See the Pen NRvNEv by Develop Intelligence (@DevelopIntelligenceBoulder) on CodePen.

Circular Text: The JavaScript

Next comes the magic, the JavaScript. Things get a bit more complex here, but the overall logic isn’t really all that difficult. To give a broad overview before actually looking at the code, here’s what we’ll want to accomplish:

  1. Create a reusable function named circularText that takes 3 arguments: 1) the text to be written in circular fashion, 2) the radius of the circle on which the text will lie, and 3) the DOM index of the target class=circTxt element
  2. Split the text in to an array and get it’s length (i.e., the number of characters it contains)
  3. Divide the total degrees in a circle (i.e., 360 deg) by the length/number of characters in the text to determine spacing
  4. Specify the origin, or starting point, for the circular text (for simplicity’s sake, I’m going to hardcode 0 degrees)
  5. Create a loop (here using Array’s forEach method) that inserts the text around the perimeter of a circle using the defined radius and updating the origin/start value as it goes
  6. Call the function to create the circular/arced text!

Got all that? Believe me, it’s really not that complicated; less than 15 lines if you please. Here’s what the code looks like:

See the Pen rrzZoK by Develop Intelligence (@DevelopIntelligenceBoulder) on CodePen.

NOTE: I am do use ES6 syntax there (the arrow function and the template literal), but the code can easily be refactored to comply with more traditional syntax.

Well… there you have it… circular text with plain old HTML, CSS, and JavaScript!

Some things to consider are the need for adjusting the passed radius value based on how many characters are in your text. Generally speaking, the more characters you have in your text, the larger the radius you’ll need to use (however, you can create some neat effects by using a radius that might initially appear to be too small). Also note that you can created arced or curved text without going around a full circle by being purposeful about using spaces in your text.

See the Pen kkobjp by Develop Intelligence (@DevelopIntelligenceBoulder) on CodePen.

The arc effect can also be achieved by modifying the origin value used in the code (i,e., starting somewhere other than at the top of the circle). Regarding modifications to the CSS, the code could be changed to target elements with specified ids or tag names; you could use the document object’s querySelector method to achieve precision targeting as well. Additionally, you can modify both the circTxt containers (positioning them wherever you like on the page, giving them height and width, etc.) and the circular text within.
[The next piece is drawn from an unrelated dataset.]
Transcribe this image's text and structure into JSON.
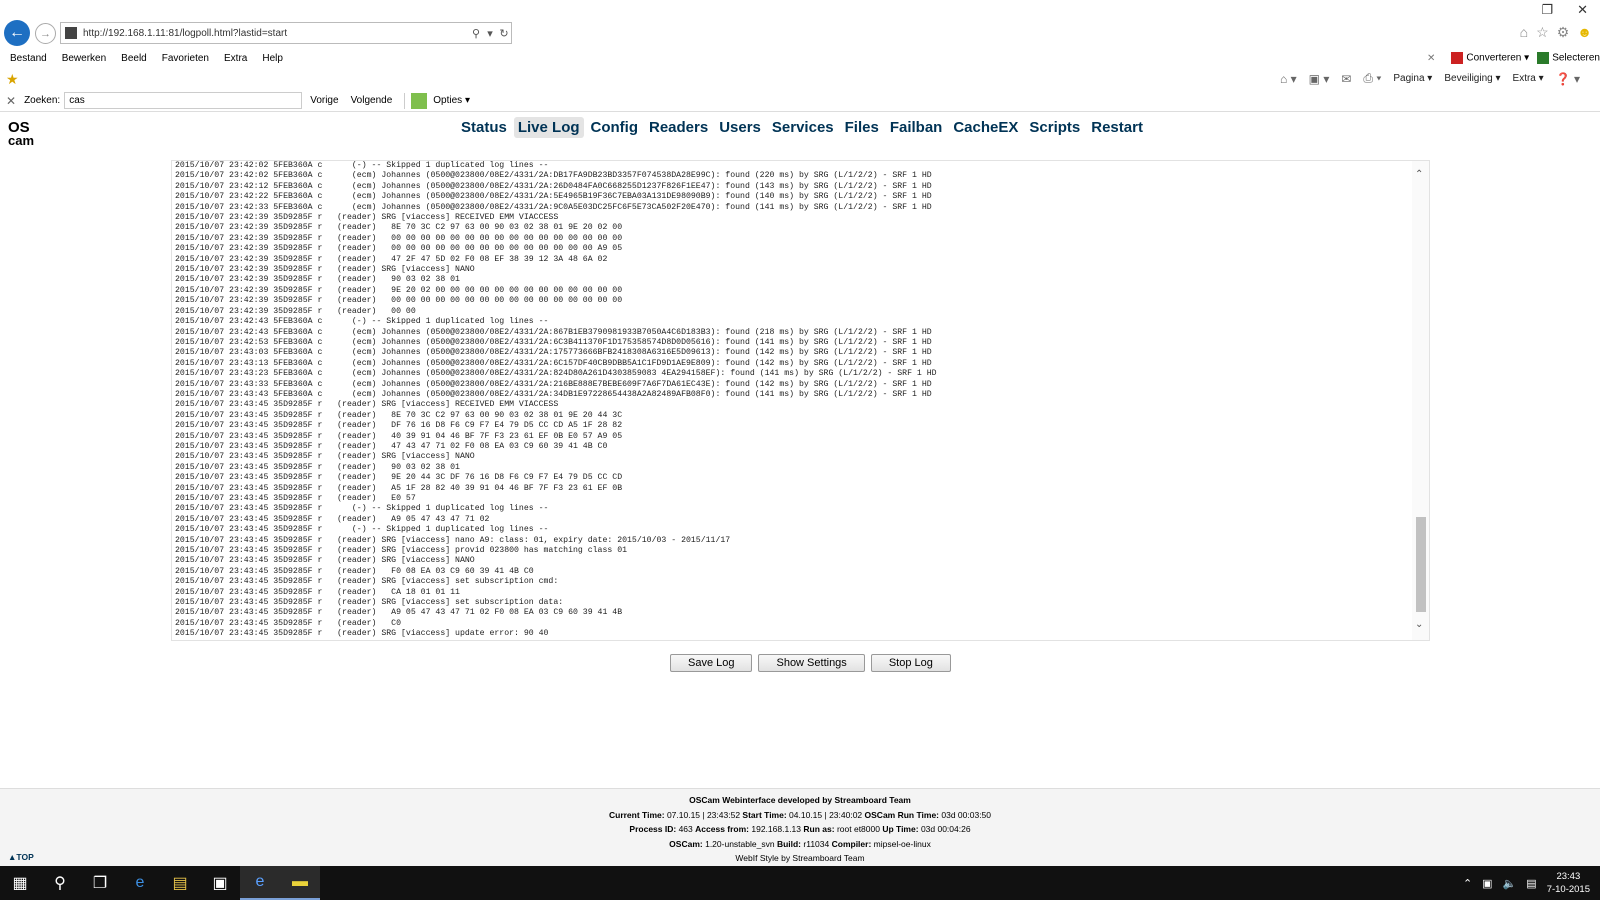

See the Pen Circular Text Generator by Chase Allen (@ccallen001) on CodePen.

I encourage you to go wild, get creative with it, circle back and have some fun! :)